How To Spot Stolen Valor
If you suspect someone is lying about their military service, casually invent a lie and see if they play along with it. Gush about a conflict related to where they say they served but use a fake location or a different time. If the guy’s a fake, he’ll go along with your lie.
Have you ever wondered about how to spot stolen valor? You know, when people lie about serving in the military when in fact they were sitting pretty at home? I have. Here's how to spot it.
People lie about military service for many reasons- to impress a girlfriend, to claim disability welfare, or just to get a kick out of being thanked for their service. This isn’t fair for the real people who actually did sacrifice for their country, or for their families, and these liars should be called out. So I looked up a few things and I’m going to share with you some tips about how you can spot these phonies.

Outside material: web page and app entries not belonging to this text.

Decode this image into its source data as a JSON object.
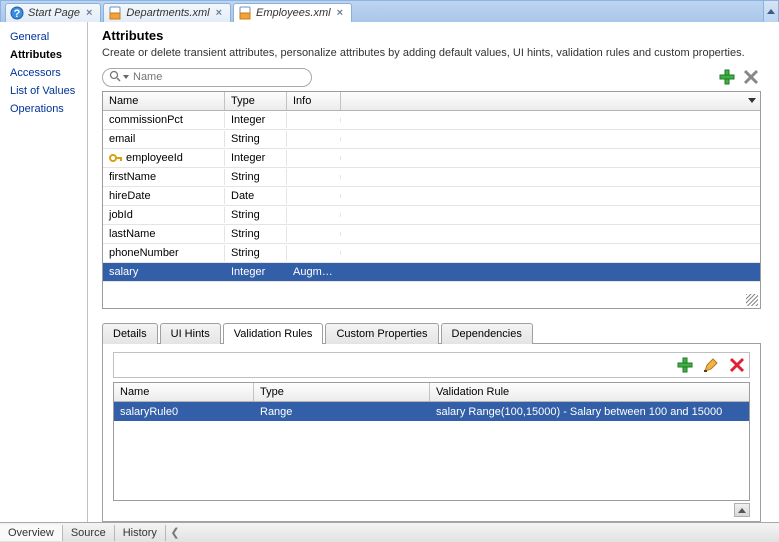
{
  "tabs": [
    {
      "label": "Start Page",
      "icon": "info-circle"
    },
    {
      "label": "Departments.xml",
      "icon": "xml-doc"
    },
    {
      "label": "Employees.xml",
      "icon": "xml-doc",
      "active": true
    }
  ],
  "sidebar": {
    "items": [
      {
        "label": "General"
      },
      {
        "label": "Attributes",
        "selected": true
      },
      {
        "label": "Accessors"
      },
      {
        "label": "List of Values"
      },
      {
        "label": "Operations"
      }
    ]
  },
  "main": {
    "title": "Attributes",
    "description": "Create or delete transient attributes, personalize attributes by adding default values, UI hints, validation rules and custom properties."
  },
  "search": {
    "placeholder": "Name"
  },
  "attr_grid": {
    "columns": {
      "name": "Name",
      "type": "Type",
      "info": "Info"
    },
    "rows": [
      {
        "name": "commissionPct",
        "type": "Integer",
        "info": "",
        "key": false
      },
      {
        "name": "email",
        "type": "String",
        "info": "",
        "key": false
      },
      {
        "name": "employeeId",
        "type": "Integer",
        "info": "",
        "key": true
      },
      {
        "name": "firstName",
        "type": "String",
        "info": "",
        "key": false
      },
      {
        "name": "hireDate",
        "type": "Date",
        "info": "",
        "key": false
      },
      {
        "name": "jobId",
        "type": "String",
        "info": "",
        "key": false
      },
      {
        "name": "lastName",
        "type": "String",
        "info": "",
        "key": false
      },
      {
        "name": "phoneNumber",
        "type": "String",
        "info": "",
        "key": false
      },
      {
        "name": "salary",
        "type": "Integer",
        "info": "Augmen...",
        "selected": true
      }
    ]
  },
  "subtabs": [
    {
      "label": "Details"
    },
    {
      "label": "UI Hints"
    },
    {
      "label": "Validation Rules",
      "active": true
    },
    {
      "label": "Custom Properties"
    },
    {
      "label": "Dependencies"
    }
  ],
  "rules_grid": {
    "columns": {
      "name": "Name",
      "type": "Type",
      "rule": "Validation Rule"
    },
    "rows": [
      {
        "name": "salaryRule0",
        "type": "Range",
        "rule": "salary Range(100,15000) - Salary between 100 and 15000",
        "selected": true
      }
    ]
  },
  "bottom_tabs": [
    {
      "label": "Overview",
      "active": true
    },
    {
      "label": "Source"
    },
    {
      "label": "History"
    }
  ],
  "icons": {
    "add": "add-icon",
    "delete": "delete-icon",
    "edit": "edit-icon",
    "key": "key-icon"
  }
}
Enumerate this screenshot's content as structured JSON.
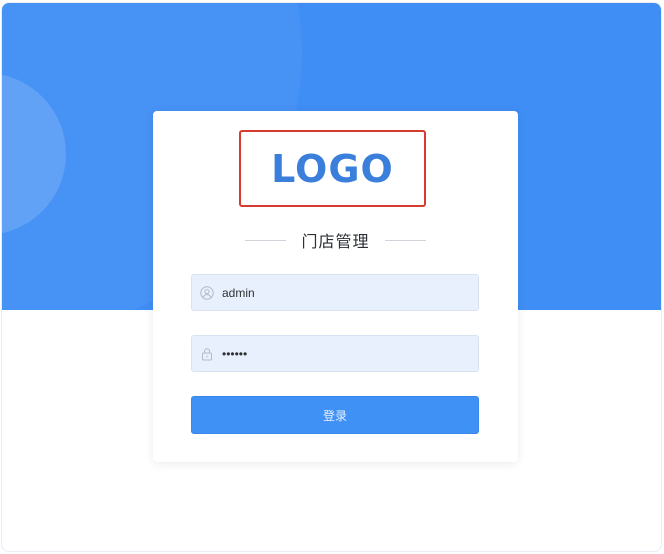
{
  "logo": {
    "text": "LOGO"
  },
  "title": "门店管理",
  "username": {
    "value": "admin",
    "icon": "user-icon"
  },
  "password": {
    "value": "••••••",
    "icon": "lock-icon"
  },
  "login_button": {
    "label": "登录"
  },
  "colors": {
    "banner": "#3f8ef5",
    "logo_text": "#3a7fdc",
    "logo_border": "#d63b2f",
    "input_bg": "#e8f0fd",
    "button": "#4091f6"
  }
}
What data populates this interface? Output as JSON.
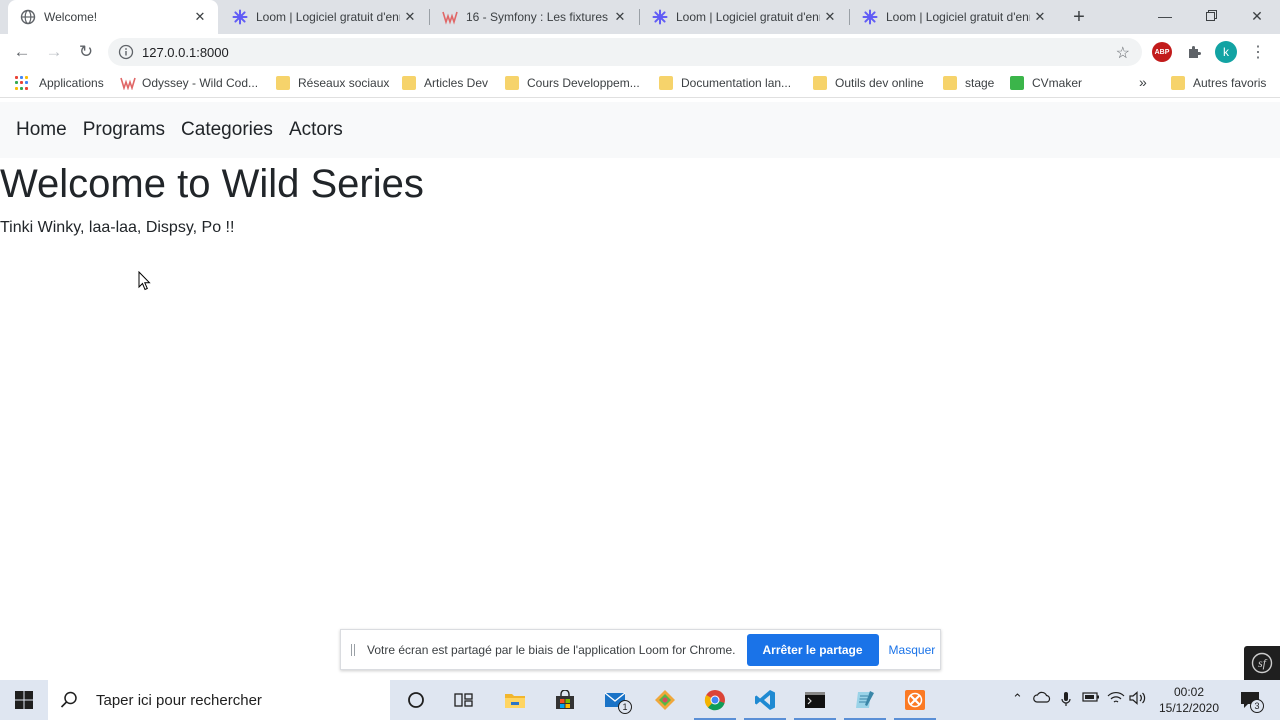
{
  "browser": {
    "tabs": [
      {
        "title": "Welcome!",
        "active": true
      },
      {
        "title": "Loom | Logiciel gratuit d'enregistrement",
        "active": false
      },
      {
        "title": "16 - Symfony : Les fixtures",
        "active": false
      },
      {
        "title": "Loom | Logiciel gratuit d'enregistrement",
        "active": false
      },
      {
        "title": "Loom | Logiciel gratuit d'enregistrement",
        "active": false
      }
    ],
    "new_tab_icon": "plus-icon",
    "url": "127.0.0.1:8000",
    "profile_initial": "k",
    "abp_label": "ABP",
    "bookmarks": [
      {
        "label": "Applications",
        "icon": "apps-grid-icon"
      },
      {
        "label": "Odyssey - Wild Cod...",
        "icon": "wild-code-icon"
      },
      {
        "label": "Réseaux sociaux",
        "icon": "folder-icon"
      },
      {
        "label": "Articles Dev",
        "icon": "folder-icon"
      },
      {
        "label": "Cours Developpem...",
        "icon": "folder-icon"
      },
      {
        "label": "Documentation lan...",
        "icon": "folder-icon"
      },
      {
        "label": "Outils dev online",
        "icon": "folder-icon"
      },
      {
        "label": "stage",
        "icon": "folder-icon"
      },
      {
        "label": "CVmaker",
        "icon": "cv-icon"
      }
    ],
    "bookmarks_overflow": "»",
    "other_bookmarks": "Autres favoris"
  },
  "page": {
    "nav": [
      "Home",
      "Programs",
      "Categories",
      "Actors"
    ],
    "title": "Welcome to Wild Series",
    "subtitle": "Tinki Winky, laa-laa, Dispsy, Po !!"
  },
  "loom_banner": {
    "message": "Votre écran est partagé par le biais de l'application Loom for Chrome.",
    "stop_label": "Arrêter le partage",
    "hide_label": "Masquer"
  },
  "taskbar": {
    "search_placeholder": "Taper ici pour rechercher",
    "mail_badge": "1",
    "time": "00:02",
    "date": "15/12/2020",
    "notification_count": "3"
  },
  "colors": {
    "accent_blue": "#1a73e8",
    "tab_strip": "#dee1e6",
    "page_nav_bg": "#f8f9fa",
    "taskbar_bg": "#dfe6f1"
  }
}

How to Spot Stolen Valor Invent a LieIf you suspect someone is lying about their military service, casually invent a lie and see if they play along with it. Gush about a conflict related to where they say they served but use a fake location or a different time. If the guy’s a fake, he’ll go along with your lie because he won’t know enough to contradict you and he’ll be wanting to impress you. Then you’ll have him where you want him and you can tell him to stop lying.
Ask About Their RankAsk them questions like how long it took to make *insert rank*. If they’re lying they’ll give a wrong answer. You can juice it up by asking about a rank that is not indicated by their uniform, or just inventing a new rank! If they’re genuine they’ll politely correct you and you can both have a laugh about it.
They Insist on Secrecy“Don’t bother looking me up because my records are sealed”. A lot of phonies use this line to get out of being asked detailed questions about their service. Well, if their work was so secret that it’s not documented, why are they talking about it? If he was in a secret unit he would have been briefed to give a verifiable unit as his job. So red flag there. Also, while it is true that the work done by, say Special Operators, will never be made public, each of them has a DD-214 which can at least tell you what their job was.
They are VagueSome people claim to be war veterans but won’t tell you exactly when or where they served. Ask them specific questions. Of course, even real veterans can’t remember every single detail about their service, but they will remember significant dates, like when they joined a particular regiment, or when they were discharged. Also, they won’t have a problem with giving out this information, so if your guy gets offended he probably isn’t telling truth.
An example of a vague valor thief is Nathan Philips [https://connectingvets.radio.com/articles/how-spot-stolen-valor-cases-nathan-phillips] , who actually did serve in the Marine Corps, but misrepresented that he had served in the Vietnam War by saying in an interview that he served during the Vietnam times. This was interpreted by the interviewer to mean that he was a Vietnam War veteran, and he didn’t correct the error.
They ExaggerateSometimes veterans exaggerate stuff like injuries or lie that they were in a certain place. Maybe they did serve but they didn’t really distinguish themselves in a particular way, so they get a kick out of taking credit for something they didn’t do. Such valor thieves are hard to catch because they do know a lot about the military, and they have all the details they need to support their claim.
They can only be outed by people who served along with them. An example of this was American Idol contestant Matt Farmer [https://www.tvguide.com/news/american-idol-matt-farmer-lied-1060252/] , who had been in service but lied that he had got brain injury from an IED explosion. His fellow servicemen who outed him. He later apologized and claimed he had had a lying disorder since he was young and had come to believe in his lies.
Their UniformThe person’s uniform can give you a hint about whether he’s a phony or not. For example, he could be wearing a Navy insignia on his left sleeve and an army patch over his left pocket. That’s a fake. Or he may be wearing his name patch wrong. It should be on the right side, while the qualification patches should be on the left pocket or above it. Or, he could be wearing an enlisted man’s uniform with an officer’s cap.
They Brag a LotValor thieves like to be admired and thanked for their ervice’, so they won’t pretend to have been a typical run-of-the-mill soldier. No, they have to have distinguished themselves, and they will tell over the top stories about various exploits they did while in the army. Usually, they go overboard and you can usually bring them up short with just one comment or remark about an inconsistency in their story.
Too Many Ribbons, Too Many MedalsSome phonies wear a lot of ribbons and medals on their uniforms. Ask about them. “Wow, how did you get that?” and point to one of the ribbons. Most fakes like to brag a lot so they will probably tell some story about how they saved their platoons. You can catch them there.
They Confuse Different TermsValor thieves confuse different military terms. Your fake soldier will claim that boot camp was a nightmare, yet soldiers don’t go to boot camp. Or the fake marine will claim that basic training was fun, yet marines don’t go through basic training.
These are just a few pointers of how you can spot a valor thief, and the list could go on and on. One thing to remember is not to be too aggressive when asking questions about someone’s service in order to know whether they are lying or not. Some people experience trauma that prevents them from remembering certain details about their service, and digging in too deep may awaken bad memories. You don’t want that. Just use your eyes, ask friendly questions, and read between the lines.